■ WHAT THE TASK REQUIRES ■
Your answer should reproduce every line of the material in which the word "author" occurs.

■ DATA ■
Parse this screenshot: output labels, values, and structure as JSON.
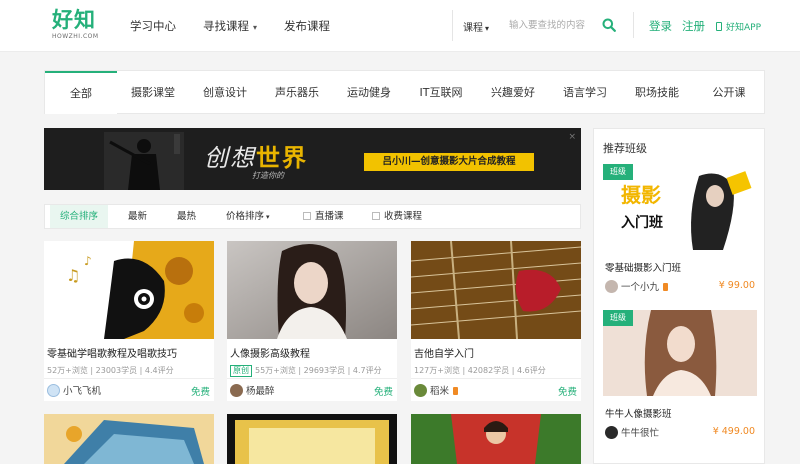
{
  "logo": {
    "cn": "好知",
    "en": "HOWZHI.COM"
  },
  "nav": [
    {
      "label": "学习中心"
    },
    {
      "label": "寻找课程"
    },
    {
      "label": "发布课程"
    }
  ],
  "search": {
    "category": "课程",
    "placeholder": "输入要查找的内容"
  },
  "header_links": {
    "login": "登录",
    "register": "注册",
    "app": "好知APP"
  },
  "categories": [
    "全部",
    "摄影课堂",
    "创意设计",
    "声乐器乐",
    "运动健身",
    "IT互联网",
    "兴趣爱好",
    "语言学习",
    "职场技能",
    "公开课"
  ],
  "banner": {
    "title_a": "创想",
    "title_b": "世界",
    "subtitle": "打造你的",
    "strip": "吕小川—创意摄影大片合成教程",
    "close": "×"
  },
  "sort": {
    "comprehensive": "综合排序",
    "newest": "最新",
    "hottest": "最热",
    "price": "价格排序",
    "live": "直播课",
    "paid": "收费课程"
  },
  "courses": [
    {
      "title": "零基础学唱歌教程及唱歌技巧",
      "meta": "52万+浏览 | 23003学员 | 4.4评分",
      "author": "小飞飞机",
      "price": "免费",
      "tag": ""
    },
    {
      "title": "人像摄影高级教程",
      "meta": "55万+浏览 | 29693学员 | 4.7评分",
      "author": "杨最醉",
      "price": "免费",
      "tag": "原创"
    },
    {
      "title": "吉他自学入门",
      "meta": "127万+浏览 | 42082学员 | 4.6评分",
      "author": "稻米",
      "price": "免费",
      "tag": ""
    }
  ],
  "sidebar": {
    "title": "推荐班级",
    "classes": [
      {
        "ribbon": "班级",
        "poster_line1": "摄影",
        "poster_line2": "入门班",
        "name": "零基础摄影入门班",
        "author": "一个小九",
        "price": "¥ 99.00"
      },
      {
        "ribbon": "班级",
        "name": "牛牛人像摄影班",
        "author": "牛牛很忙",
        "price": "¥ 499.00"
      }
    ]
  },
  "colors": {
    "brand": "#25b07a",
    "price": "#f08a24",
    "banner_strip": "#f2c200"
  }
}
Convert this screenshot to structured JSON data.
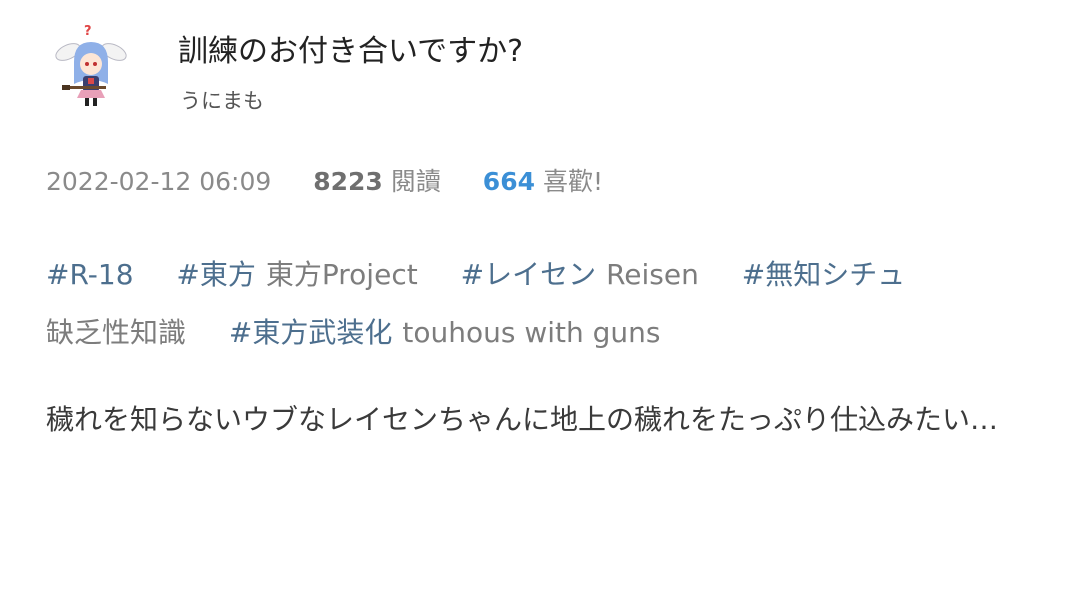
{
  "work": {
    "title": "訓練のお付き合いですか?",
    "author": "うにまも"
  },
  "meta": {
    "date": "2022-02-12 06:09",
    "views_count": "8223",
    "views_label": "閱讀",
    "likes_count": "664",
    "likes_label": "喜歡!"
  },
  "tags": [
    {
      "name": "#R-18",
      "translation": ""
    },
    {
      "name": "#東方",
      "translation": "東方Project"
    },
    {
      "name": "#レイセン",
      "translation": "Reisen"
    },
    {
      "name": "#無知シチュ",
      "translation": "缺乏性知識"
    },
    {
      "name": "#東方武装化",
      "translation": "touhous with guns"
    }
  ],
  "caption": "穢れを知らないウブなレイセンちゃんに地上の穢れをたっぷり仕込みたい…",
  "colors": {
    "tag": "#4d6f8e",
    "likes": "#3b8fd6",
    "text": "#3a3a3a",
    "muted": "#8a8a8a"
  }
}
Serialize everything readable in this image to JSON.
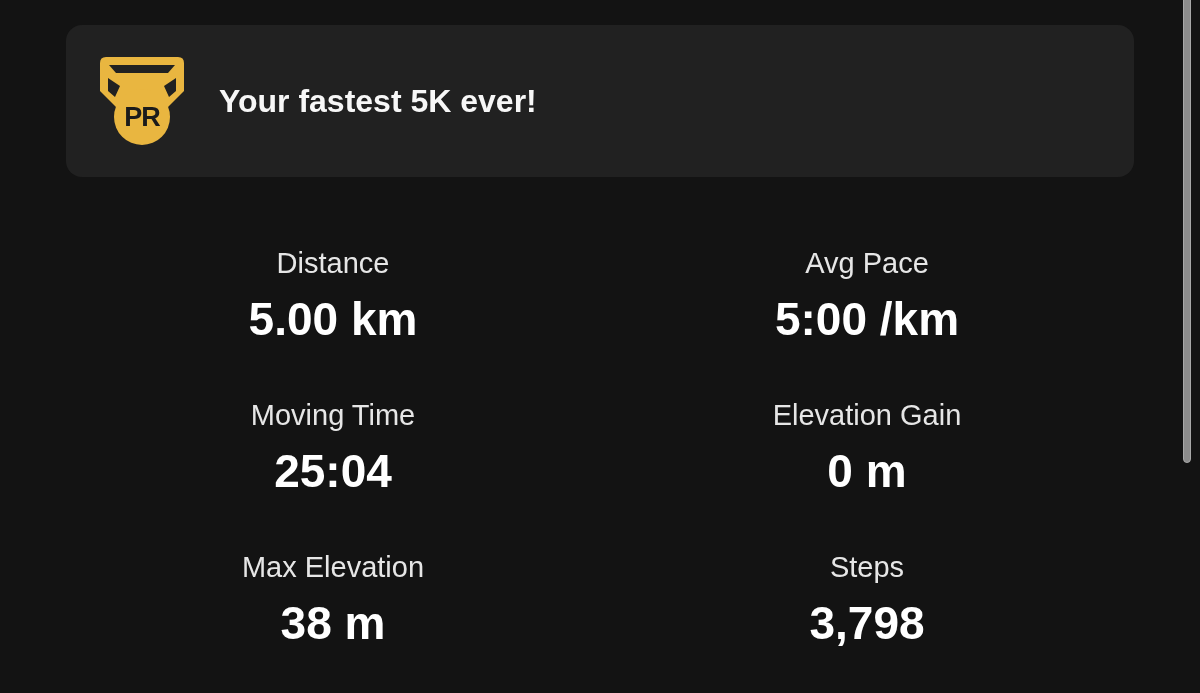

■ REPLY ■
      "author": "小飞飞机",
      "author": "杨最醉",
      "author": "稻米",
        "author": "一个小九",
        "author": "牛牛很忙",
    "author": "うにまも"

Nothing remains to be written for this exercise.